I need people willing to review (and post honest comments online at Amazon) for my new book, The Cows of Hobson’s Pond: Mostly True Stories of Growing Up Kansas. If you are interested, I will send a FREE digital copy; I just need your email address.

Email me: rick.mcnary@gmail.com

Here’s the blurb on the cover the publisher wrote:

Somewhere, some cow’s therapist knows everything there is to know about Rick McNary.

For a bored child living in rural Kansas in the sixties, frolicking in Hobson’s Pond was as adventurous as being Jacques Cousteau on the Atlantic Ocean. In a country kid’s imagination, the pond teemed with exotic marine life, pirates and sunken treasure.

In reality, the pond was a muddy hole filled with finger-length catfish and grumpy old bullfrogs. In addition, The Cows of Hobson’s Pond believed they had the inalienable right to soak their udders in the water like it was a spa. Whenever Rick and his buddies went swimming, they had to run the cows out first. This frequently backfired and, instead, the cows chased them.

Rick pokes fun at himself, his family, the cows and life in rural Kansas. There are stories about how the cows were responsible for starting the streaking fad, the reason little boys should never practice medicine, why his brothers called him the Elmer Fudd of hunters and the day his Mom washed his mouth out with soap.

Laugh along with Rick who claims the stories are mostly true but, to avoid being sued, he changed a few names and made up the parts about the cows.



Why Your Story Matters to the World

creativity is Intelligence having fun

You’ve been knocked down a time or two in life, haven’t you? What made you get back up? What is the most crushing blow you’ve ever received? Bad news about your health? Someone walk out on you? Your best friend betray you? A trusted employee take all your money?

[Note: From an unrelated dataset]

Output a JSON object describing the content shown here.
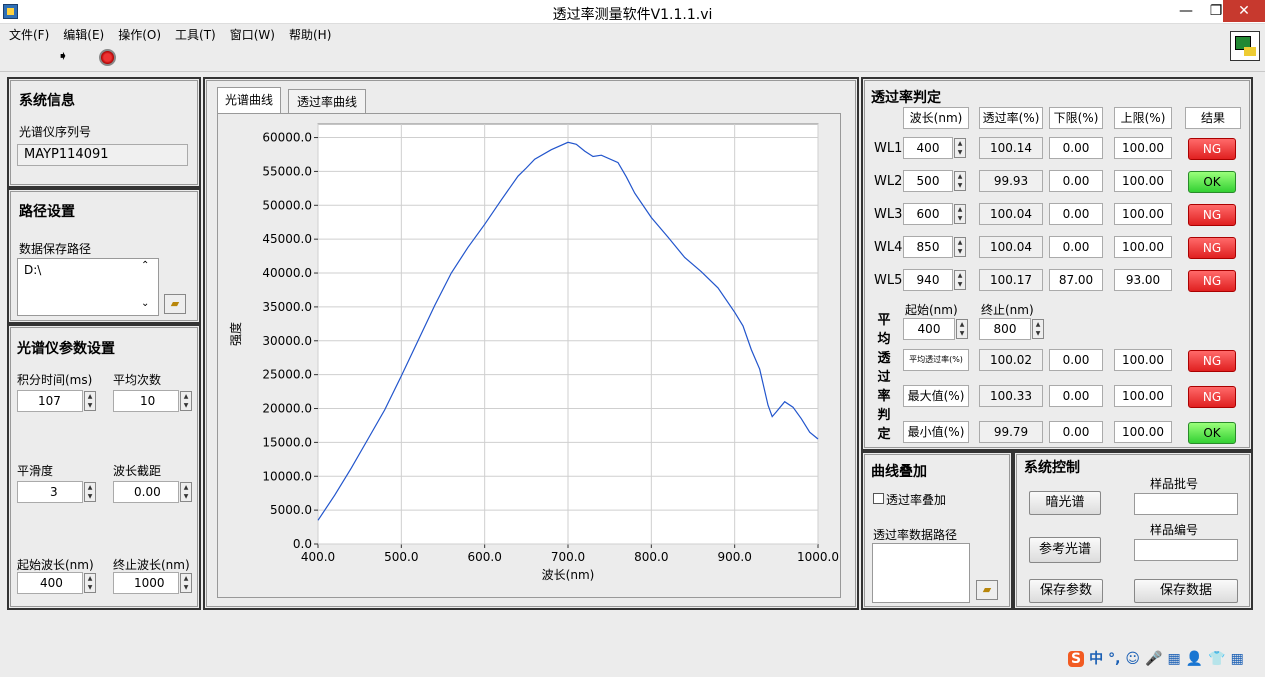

How did you stand back up after you were blind-sided? Was it your faith? The love of someone close? Grit?

You’ve gone through a rough time and came out the other side stronger and better and we want to know how you did it. We all have those rough times in our lives and, as we struggle through them, we want to know how people like you handled your own crisis.

We’re not nosy; we’re looking for guidance. Life is a contest and we are designed to win.

Your story matters to the world because you are a winner and we want to know how you did it

We love stories of people who win. In a few months, all eyes will be focused on the Olympics for one reason; we want to see who wins.

If you walk through the inspirational section of your local book store, you will see row after row of biographies and autobiographies of people who have won. I read them, not looking for another hero, but for the lessons they learned that made them win.

Spend a couple of minutes right now doing this exercise:

  1. Write down your most difficult time in your life.
  2. Jot down three things that helped you through it.
  3. Jot down one way you become better because of that.

Now you have a simple outline of a story the world wants to hear.

We’re listening.

Farmers: People who Make America Great


America was founded by farmers and I vote we turn it back over to them as soon as possible. I’d be happy to vote for a guy or gal in Levi’s and a Stetson or bib overalls compared to a greasy politician.

The vast majority of the new arrivals to early America were farmers who brought with them agriculture practices from the various countries of their origins. America became great because of those farmer’s ability to go from subsistence farming – growing enough for one’s own family – to growing enough to export it to other countries.

Although I grew up in the country surrounded by farmers and working on farms, I was never a farmer. I honestly don’t think I have the courage to be a farmer. I know of no other business that requires such great business risks, such hard work, such a massive attack on an industry from misinformed city-slickers, or such dependency on forces beyond their control (Mother Nature) as that of a farmer.

Today, I toast the American Farmer and celebrate them for making America great. Here are just a few reasons why:

Read more »